More developers than ever are making accessible games
After years of grassroots efforts, game developers are now making games that are accessible instead of just compliant.
The big picture: When developers say accessibility, they’re talking about “removing unnecessary barriers that prevent people, specifically people with disabilities, from being able to play the game,” Xbox accessibility manager Tara Voelker told Axios.
- The traditional standard of “compliance” just meant avoiding legal issues.
- “Compliance does not dictate people being able to play your game,” she said.
Game accessibility enables more people to see, hear and control games. Improvements include:
- Options to make color-coded systems in games readable even to people with colorblindness.
- Support for subtitles, bigger fonts, and turning text to speech and vice versa.
- The ability to re-map control schemes traditionally designed for people with the use of two hands.
Accessibility must be integrated into every stage of development, rather than added late in the pipeline.
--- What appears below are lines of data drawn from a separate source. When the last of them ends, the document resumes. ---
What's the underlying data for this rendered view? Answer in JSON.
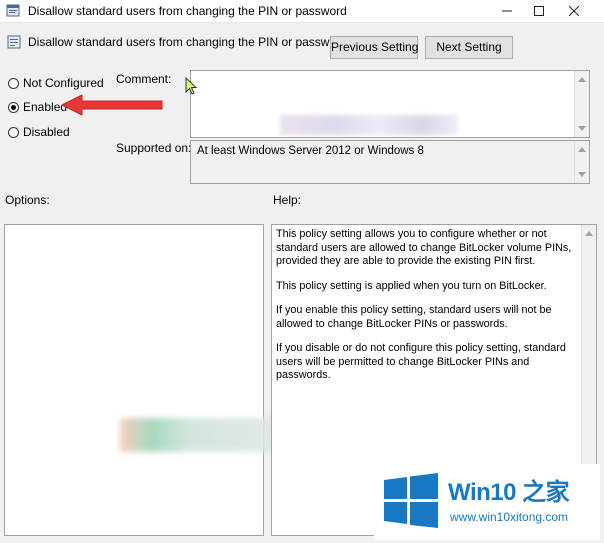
{
  "window": {
    "title": "Disallow standard users from changing the PIN or password",
    "icon": "policy-icon"
  },
  "header": {
    "title": "Disallow standard users from changing the PIN or password",
    "prev_label": "Previous Setting",
    "next_label": "Next Setting"
  },
  "state": {
    "options": [
      {
        "label": "Not Configured",
        "selected": false
      },
      {
        "label": "Enabled",
        "selected": true
      },
      {
        "label": "Disabled",
        "selected": false
      }
    ]
  },
  "labels": {
    "comment": "Comment:",
    "supported_on": "Supported on:",
    "options": "Options:",
    "help": "Help:"
  },
  "comment_value": "",
  "supported_on_value": "At least Windows Server 2012 or Windows 8",
  "help_paragraphs": [
    "This policy setting allows you to configure whether or not standard users are allowed to change BitLocker volume PINs, provided they are able to provide the existing PIN first.",
    "This policy setting is applied when you turn on BitLocker.",
    "If you enable this policy setting, standard users will not be allowed to change BitLocker PINs or passwords.",
    "If you disable or do not configure this policy setting, standard users will be permitted to change BitLocker PINs and passwords."
  ],
  "annotation": {
    "arrow_color": "#e53935"
  },
  "watermark": {
    "brand": "Win10 之家",
    "url": "www.win10xitong.com",
    "color": "#1a78c2"
  }
}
It’s a “constantly moving target,” says Voelker, but gets easier when developers are proactive.
- “The biggest barrier that developers face is sort of a general knowledge barrier because the field of game accessibility is relatively young compared to accessibility in other tech.”
- It’s crucial to listen to players with disabilities about their needs. “There have been a lot of very well-meaning devs who ... completely missed the mark because they assumed they understood a person with disabilities’ lived experience,” Voelker says.
Gaming accessibility advocate Steven Spohn says the industry is more receptive to him now than a decade ago.
- At the annual Game Developers Conference in 2009, Spohn and his colleagues asked developers if they considered gamers with disabilities while designing their work. “Most people said no,” he said. “One guy laughed at us and walked away. The industry back then was hostile.”
Spohn, who helps run the charity AbleGamers, believes the problem was ignorance, rather than malice.
- “They just simply have never thought of it as a necessity,” Spohn says. “I think one of the biggest challenges for those people is simply imagining a world in which you don't have full physical ability.”
Microsoft, Sony and Nintendo have all put resources into making games accessible. "AbleGamers doesn't go a single day without at least a developer coming in and asking for help in some way or another,” Spohn says.
Driving the news: Blockbuster studios like Naughty Dog and Insomniac Games have been building accessibility features and making them as standard as brightness settings and inventory screens.
What’s next: The video game industry still has a problem with representation of those players within its studios.
- “We need to figure out as an industry how to better enable people with disabilities to work in gaming,” Voelker says. “If we had more people with disabilities working in gaming and able to be more present and more frequently have these conversations with development studios, I think we would have more accessible games and better games as a whole.”
The bottom line: Accessibility options mean more customers for businesses, Spohn says.
- “You're opening yourself up to $2 billion of revenue that the disability community has at our disposal to be able to purchase games,” he says. “If you can't leave the house, if you can't go to the movies or you can't go to Starbucks ... you need something else that's entertaining and sustaining your mind.”